One thing that makes this boutique different from other consignment shops is the inclusion of work from local artisans. This feature allows artists from the area to showcase and sell their work, and has been very successful. When the shop opened, Keating had work from eight people; she now sells the work of 25 artists.
There are photographs, metal art, wood art, jewelry, candles, and textiles. “We have a nice variety of art,” said Keating.
Over the year, Keating has paid out more than $20,000 to consignors after selling their items in her store.
“It’s like a treasure hunt,” Keating says of shopping at her boutique. “You never know what you’re going to find!”
Things will be changing even more in the near future for Keating and her shop. The building where she is currently located has been sold, and she recently purchased the building next to the Weber and Judd pharmacy in Preston. The new building means a lot more room, which means a lot more merchandise, and Keating is very excited for the change.
Over the past year, Keating has developed a following of local shoppers, along with customers from all over the area. Keating has met people from Lanesboro, Harmony, Rochester, Eyota, Spring Valley, and Spring Grove, and many other towns.

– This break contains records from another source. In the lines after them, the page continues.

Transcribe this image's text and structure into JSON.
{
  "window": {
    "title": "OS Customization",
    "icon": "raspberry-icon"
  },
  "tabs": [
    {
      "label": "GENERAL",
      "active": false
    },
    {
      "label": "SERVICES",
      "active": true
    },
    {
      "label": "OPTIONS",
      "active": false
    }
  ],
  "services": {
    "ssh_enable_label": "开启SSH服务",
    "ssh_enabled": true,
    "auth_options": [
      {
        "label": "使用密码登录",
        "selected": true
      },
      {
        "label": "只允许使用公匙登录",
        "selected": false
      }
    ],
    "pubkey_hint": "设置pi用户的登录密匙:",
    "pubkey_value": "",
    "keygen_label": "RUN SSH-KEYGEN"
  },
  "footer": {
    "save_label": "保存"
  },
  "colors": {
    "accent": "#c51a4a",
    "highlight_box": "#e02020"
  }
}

Keating has become very involved in the community since moving to Preston a year ago. She is active on the Chamber of Commerce and excited about the direction the town is going. She sponsors the Kids Work for Wants Program, and recently began her own Relay for Life team to raise money for cancer research. Some people donate their items to the shop instead of consign them, and she donates those proceeds to Relay for Life. She has made donations to Grace Place, Thrifty Threads, Fillmore Central Schools, and various veterans’ organizations.

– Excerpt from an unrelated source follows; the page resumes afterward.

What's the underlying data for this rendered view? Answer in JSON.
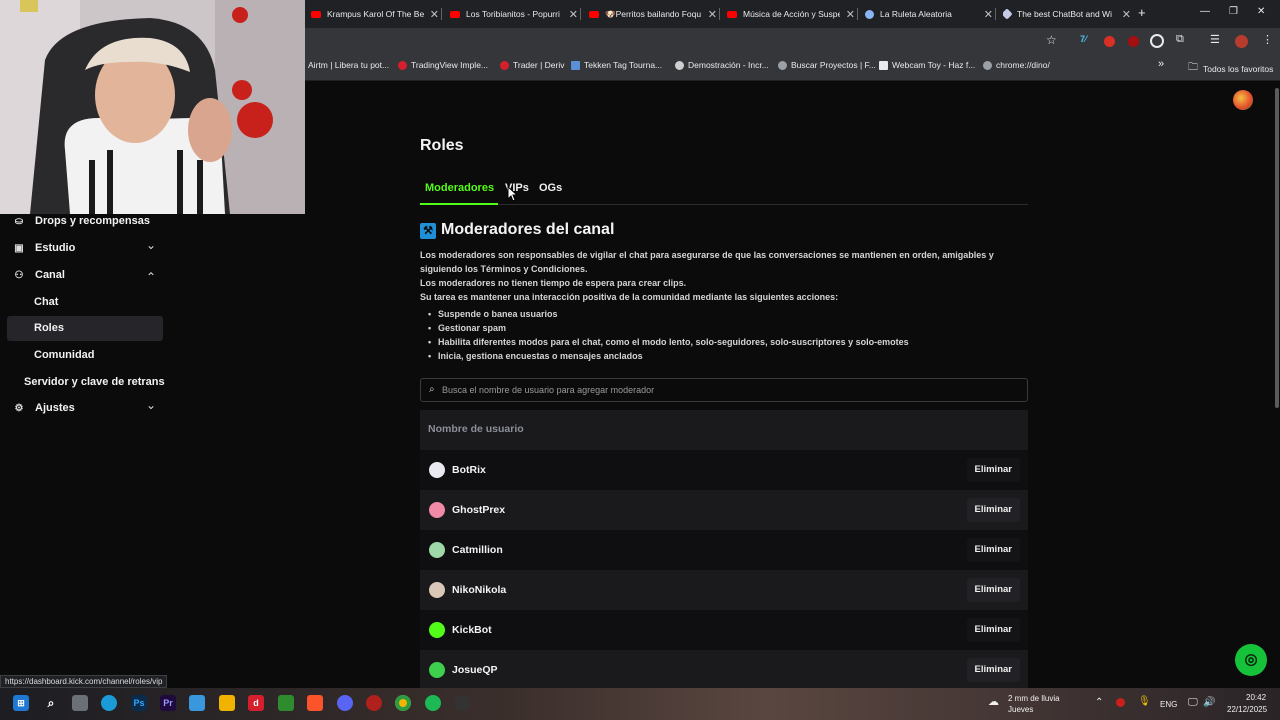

“I really want to give back to the community,” said Keating. “I feel like it’s the only way a community can work is if we all work together.”

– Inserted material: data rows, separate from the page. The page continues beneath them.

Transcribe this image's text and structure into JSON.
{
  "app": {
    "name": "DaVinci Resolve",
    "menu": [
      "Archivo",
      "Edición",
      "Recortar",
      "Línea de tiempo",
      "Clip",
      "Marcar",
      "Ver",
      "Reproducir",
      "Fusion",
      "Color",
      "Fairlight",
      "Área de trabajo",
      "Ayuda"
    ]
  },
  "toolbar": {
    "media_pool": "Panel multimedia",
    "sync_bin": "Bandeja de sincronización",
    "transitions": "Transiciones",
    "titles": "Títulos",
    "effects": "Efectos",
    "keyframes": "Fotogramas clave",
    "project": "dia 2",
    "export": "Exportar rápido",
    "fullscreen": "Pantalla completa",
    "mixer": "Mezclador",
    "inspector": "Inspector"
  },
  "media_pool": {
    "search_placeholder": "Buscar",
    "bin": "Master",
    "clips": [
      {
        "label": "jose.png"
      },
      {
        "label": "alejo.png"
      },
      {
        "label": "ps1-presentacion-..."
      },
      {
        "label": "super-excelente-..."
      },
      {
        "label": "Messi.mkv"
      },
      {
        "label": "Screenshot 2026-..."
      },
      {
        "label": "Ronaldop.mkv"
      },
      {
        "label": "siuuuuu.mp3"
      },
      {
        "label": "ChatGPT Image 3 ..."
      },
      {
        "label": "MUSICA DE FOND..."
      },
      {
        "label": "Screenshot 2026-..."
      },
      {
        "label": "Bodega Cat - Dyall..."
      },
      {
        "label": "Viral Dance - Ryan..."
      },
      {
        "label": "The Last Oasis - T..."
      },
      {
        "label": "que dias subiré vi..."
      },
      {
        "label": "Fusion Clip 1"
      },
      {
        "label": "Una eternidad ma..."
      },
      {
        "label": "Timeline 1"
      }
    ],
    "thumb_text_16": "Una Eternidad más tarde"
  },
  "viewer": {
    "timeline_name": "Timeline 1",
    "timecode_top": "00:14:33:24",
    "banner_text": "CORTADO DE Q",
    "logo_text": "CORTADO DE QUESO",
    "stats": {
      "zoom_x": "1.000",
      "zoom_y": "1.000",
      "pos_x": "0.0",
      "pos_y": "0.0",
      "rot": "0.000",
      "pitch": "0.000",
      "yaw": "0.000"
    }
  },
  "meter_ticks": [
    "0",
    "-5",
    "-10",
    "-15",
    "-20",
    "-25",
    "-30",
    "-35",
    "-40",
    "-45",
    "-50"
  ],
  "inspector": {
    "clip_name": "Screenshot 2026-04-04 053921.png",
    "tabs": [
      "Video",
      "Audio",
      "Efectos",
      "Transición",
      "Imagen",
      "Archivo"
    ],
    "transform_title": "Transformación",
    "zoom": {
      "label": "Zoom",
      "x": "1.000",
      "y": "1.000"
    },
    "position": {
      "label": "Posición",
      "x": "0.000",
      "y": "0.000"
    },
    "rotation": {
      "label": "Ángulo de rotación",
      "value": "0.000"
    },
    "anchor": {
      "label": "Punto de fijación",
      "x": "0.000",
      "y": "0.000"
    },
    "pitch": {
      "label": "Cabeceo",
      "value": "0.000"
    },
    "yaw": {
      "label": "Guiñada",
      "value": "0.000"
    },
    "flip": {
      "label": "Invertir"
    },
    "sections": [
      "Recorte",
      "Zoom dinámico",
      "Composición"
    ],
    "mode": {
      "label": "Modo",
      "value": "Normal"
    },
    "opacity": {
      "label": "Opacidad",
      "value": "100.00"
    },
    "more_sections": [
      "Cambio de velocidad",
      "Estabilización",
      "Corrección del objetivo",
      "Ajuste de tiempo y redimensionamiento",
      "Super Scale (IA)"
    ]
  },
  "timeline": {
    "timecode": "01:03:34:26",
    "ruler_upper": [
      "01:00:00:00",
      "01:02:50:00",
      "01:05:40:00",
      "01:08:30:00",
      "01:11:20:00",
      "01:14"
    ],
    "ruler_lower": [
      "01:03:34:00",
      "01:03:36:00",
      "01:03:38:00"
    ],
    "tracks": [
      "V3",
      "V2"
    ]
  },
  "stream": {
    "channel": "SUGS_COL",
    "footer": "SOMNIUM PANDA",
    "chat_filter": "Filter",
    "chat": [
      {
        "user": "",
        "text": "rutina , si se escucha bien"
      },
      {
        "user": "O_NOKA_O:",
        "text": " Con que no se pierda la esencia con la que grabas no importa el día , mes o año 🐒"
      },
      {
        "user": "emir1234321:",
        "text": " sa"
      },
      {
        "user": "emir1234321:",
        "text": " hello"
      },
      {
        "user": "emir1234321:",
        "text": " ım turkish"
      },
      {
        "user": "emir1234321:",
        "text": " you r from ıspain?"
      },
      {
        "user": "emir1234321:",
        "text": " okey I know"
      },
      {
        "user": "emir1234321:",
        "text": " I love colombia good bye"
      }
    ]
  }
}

When Keating started out, she had two people volunteering their time helping out at the shop. She now has 13 volunteers that help out with no pay, including two 13-year-old kids.
“Volunteers have made all of this possible,” shared Keating. “I’m actually able to take a day off now and then.”
Keating said she not only collects clothing, but she collects people as well. The volunteers, friends and customers have been the best thing about owning the shop. Keating tells of people who visit every day just to socialize, and people that help out just to be a part of it and make a difference.
As for the future, Keating sees great things for the store and for the town she calls home, and she is very pleased to have come this far in her first year.